Background

I always found it interesting to watch a method—ahem, that’s Method—actor like Marlon Brando navigating the artificially staged Broadway of Guys and Dolls, the gangland-adjacent musical by Frank Loesser, which had been based on a book by Jo Swerling and Abe Burrows… which had itself been based on several stories by Damon Runyon.

Continue reading

Bob Hope in Road to Bali

Bob Hope as Harold Gridley in Road to Bali (1952)

Bob Hope as Harold Gridley in Road to Bali (1952)

Vitals

Bob Hope as Harold Gridley, traveling comedian, “sportsman, raconteur, polo player, and all-around good egg”

South Pacific, Spring 1952

Film: Road to Bali
Release Date: November 19, 1952
Director: Hal Walker
Costume Designer: Edith Head

Background

I always associate summer with Tiki culture, spending sunny days wearing aloha shirts while enjoying tropical cocktails at Polynesian-themed watering holes.

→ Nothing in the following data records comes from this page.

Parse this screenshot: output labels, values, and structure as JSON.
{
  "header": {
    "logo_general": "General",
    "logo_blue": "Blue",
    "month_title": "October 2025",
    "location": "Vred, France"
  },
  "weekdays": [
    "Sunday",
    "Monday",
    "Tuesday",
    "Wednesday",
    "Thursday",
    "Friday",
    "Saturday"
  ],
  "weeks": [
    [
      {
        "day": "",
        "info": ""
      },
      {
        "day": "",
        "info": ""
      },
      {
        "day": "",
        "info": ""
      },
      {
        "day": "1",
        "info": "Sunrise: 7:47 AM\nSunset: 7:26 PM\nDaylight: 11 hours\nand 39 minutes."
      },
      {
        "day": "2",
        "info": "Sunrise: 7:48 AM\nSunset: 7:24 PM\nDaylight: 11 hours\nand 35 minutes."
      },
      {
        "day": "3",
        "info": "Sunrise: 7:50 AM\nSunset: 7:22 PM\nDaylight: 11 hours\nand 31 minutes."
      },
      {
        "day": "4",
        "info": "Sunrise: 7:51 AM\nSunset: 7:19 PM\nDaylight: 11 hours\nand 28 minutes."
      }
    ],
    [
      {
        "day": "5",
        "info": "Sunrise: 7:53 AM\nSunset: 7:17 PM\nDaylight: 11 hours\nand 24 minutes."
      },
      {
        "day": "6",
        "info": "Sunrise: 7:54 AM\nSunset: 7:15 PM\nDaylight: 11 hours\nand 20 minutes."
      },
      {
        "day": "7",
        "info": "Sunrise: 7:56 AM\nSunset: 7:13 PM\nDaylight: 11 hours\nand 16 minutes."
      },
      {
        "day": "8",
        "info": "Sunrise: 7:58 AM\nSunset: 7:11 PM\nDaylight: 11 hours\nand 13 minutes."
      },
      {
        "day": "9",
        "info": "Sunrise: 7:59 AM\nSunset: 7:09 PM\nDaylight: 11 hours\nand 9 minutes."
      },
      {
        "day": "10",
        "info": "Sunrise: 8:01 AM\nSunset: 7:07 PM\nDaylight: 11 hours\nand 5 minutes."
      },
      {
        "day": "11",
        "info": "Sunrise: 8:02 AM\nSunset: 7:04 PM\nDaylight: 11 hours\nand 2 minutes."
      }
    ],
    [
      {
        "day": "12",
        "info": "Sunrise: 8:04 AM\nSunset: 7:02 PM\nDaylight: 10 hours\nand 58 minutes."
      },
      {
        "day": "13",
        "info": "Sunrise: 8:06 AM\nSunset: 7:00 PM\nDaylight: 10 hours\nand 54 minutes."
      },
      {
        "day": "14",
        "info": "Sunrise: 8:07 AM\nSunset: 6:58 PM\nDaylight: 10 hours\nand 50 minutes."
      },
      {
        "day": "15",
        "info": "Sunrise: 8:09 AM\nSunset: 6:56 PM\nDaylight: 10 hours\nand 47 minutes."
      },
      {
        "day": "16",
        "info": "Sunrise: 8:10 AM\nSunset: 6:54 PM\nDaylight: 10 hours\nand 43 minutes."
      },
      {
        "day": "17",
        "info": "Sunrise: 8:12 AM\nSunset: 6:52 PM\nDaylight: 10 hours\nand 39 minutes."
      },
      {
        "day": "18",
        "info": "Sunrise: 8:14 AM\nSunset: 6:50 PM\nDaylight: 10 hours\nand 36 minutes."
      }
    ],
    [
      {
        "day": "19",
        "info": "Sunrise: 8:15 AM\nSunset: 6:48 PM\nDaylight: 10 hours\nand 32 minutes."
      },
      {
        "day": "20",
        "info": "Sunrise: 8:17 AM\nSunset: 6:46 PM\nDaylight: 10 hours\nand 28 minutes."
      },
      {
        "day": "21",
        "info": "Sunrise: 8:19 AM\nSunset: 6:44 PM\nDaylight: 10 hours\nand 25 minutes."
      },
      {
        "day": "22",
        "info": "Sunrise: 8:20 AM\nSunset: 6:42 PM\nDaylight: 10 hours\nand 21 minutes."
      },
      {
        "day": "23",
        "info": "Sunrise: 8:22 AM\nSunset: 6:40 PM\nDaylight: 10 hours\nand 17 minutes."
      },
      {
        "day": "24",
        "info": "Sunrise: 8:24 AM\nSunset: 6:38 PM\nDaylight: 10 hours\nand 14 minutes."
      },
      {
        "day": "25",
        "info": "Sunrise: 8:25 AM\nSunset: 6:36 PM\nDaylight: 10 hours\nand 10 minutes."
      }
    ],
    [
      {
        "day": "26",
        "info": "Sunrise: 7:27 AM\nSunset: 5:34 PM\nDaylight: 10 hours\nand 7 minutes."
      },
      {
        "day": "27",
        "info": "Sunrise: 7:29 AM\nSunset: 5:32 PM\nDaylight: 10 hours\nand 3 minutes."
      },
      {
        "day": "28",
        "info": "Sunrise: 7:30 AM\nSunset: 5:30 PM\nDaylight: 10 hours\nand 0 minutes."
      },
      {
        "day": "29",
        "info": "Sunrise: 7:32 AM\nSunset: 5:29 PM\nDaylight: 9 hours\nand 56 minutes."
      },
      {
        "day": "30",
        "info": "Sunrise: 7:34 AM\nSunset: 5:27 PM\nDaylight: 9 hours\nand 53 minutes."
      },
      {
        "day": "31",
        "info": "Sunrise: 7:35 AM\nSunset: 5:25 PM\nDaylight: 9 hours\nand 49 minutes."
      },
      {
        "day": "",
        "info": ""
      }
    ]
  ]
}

To combat a case of the winter blues earlier this year, I hoped to watch a Tiki-themed movie and was given the recommendation of Road to Bali, the only full-color entry of the seven “Road to…” comedies starring Bing Crosby, Dorothy Lamour, and Bob Hope, the prolific entertainer born on this day in 1903.

Continue reading

Psycho: Norman Bates in Corduroy

Anthony Perkins as Norman Bates in Psycho (1960)

Anthony Perkins as Norman Bates in Psycho (1960)

Vitals

Anthony Perkins as Norman Bates, mother-obsessed motel proprietor and amateur bird taxidermist

Fairvale, California, Fall 1959

Film: Psycho
Release Date: September 8, 1960
Director: Alfred Hitchcock
Costume Designer: Rita Riggs (uncredited)
Costume Supervisor: Helen Colvig

WARNING! Spoilers ahead!

Background

A boy’s best friend is his mother…

Alfred Hitchcock would probably find some dark humor in choosing Mother’s Day to focus on Psycho, the story of a young man’s complicated relationship with his mother.

Continue reading

A Place in the Sun: Montgomery Clift’s Leather Jacket and Aloha Shirt

Montgomery Clift and Elizabeth Taylor in A Place in the Sun (1951)

Montgomery Clift and Elizabeth Taylor in A Place in the Sun (1951)

Vitals

Montgomery Clift as George Eastman, dangerously ambitious factory executive

Carthage, Missouri to “Loon Lake”, Spring to Summer 1950

Film: A Place in the Sun
Release Date: August 14, 1951
Director: George Stevens
Costume Designer: Edith Head

WARNING! Spoilers ahead!

Background

April showers bring May flowers… and hopefully some floral shirts from the back of your closet!

Decades after Ellery J. Chun established his flowery-printed shirts as the signature garb of the Hawaiian islands, aloha shirts went mainstream on the mainland thanks in part to the American servicemen dazzled by the bright colors after being stationed in the Pacific. This postwar boom was felt at home in Hawaii, as Josh Sims wrote in Icons of Men’s Style that “by 1947, employees of Hawaii’s city councils were allowed to wear Hawaiian shirts to work and, in 1948, Aloha Wednesday, a precursor to dress-down Friday was introduced across the islands.”

Aloha style received an added boost from the on-screen advocacy of Montgomery Clift, first as the ambitious George Eastman in A Place in the Sun and then perhaps most famously as the conflicted rifleman at the heart of From Here to Eternity, both performances that earned Monty two of his four Academy Award nominations. Continue reading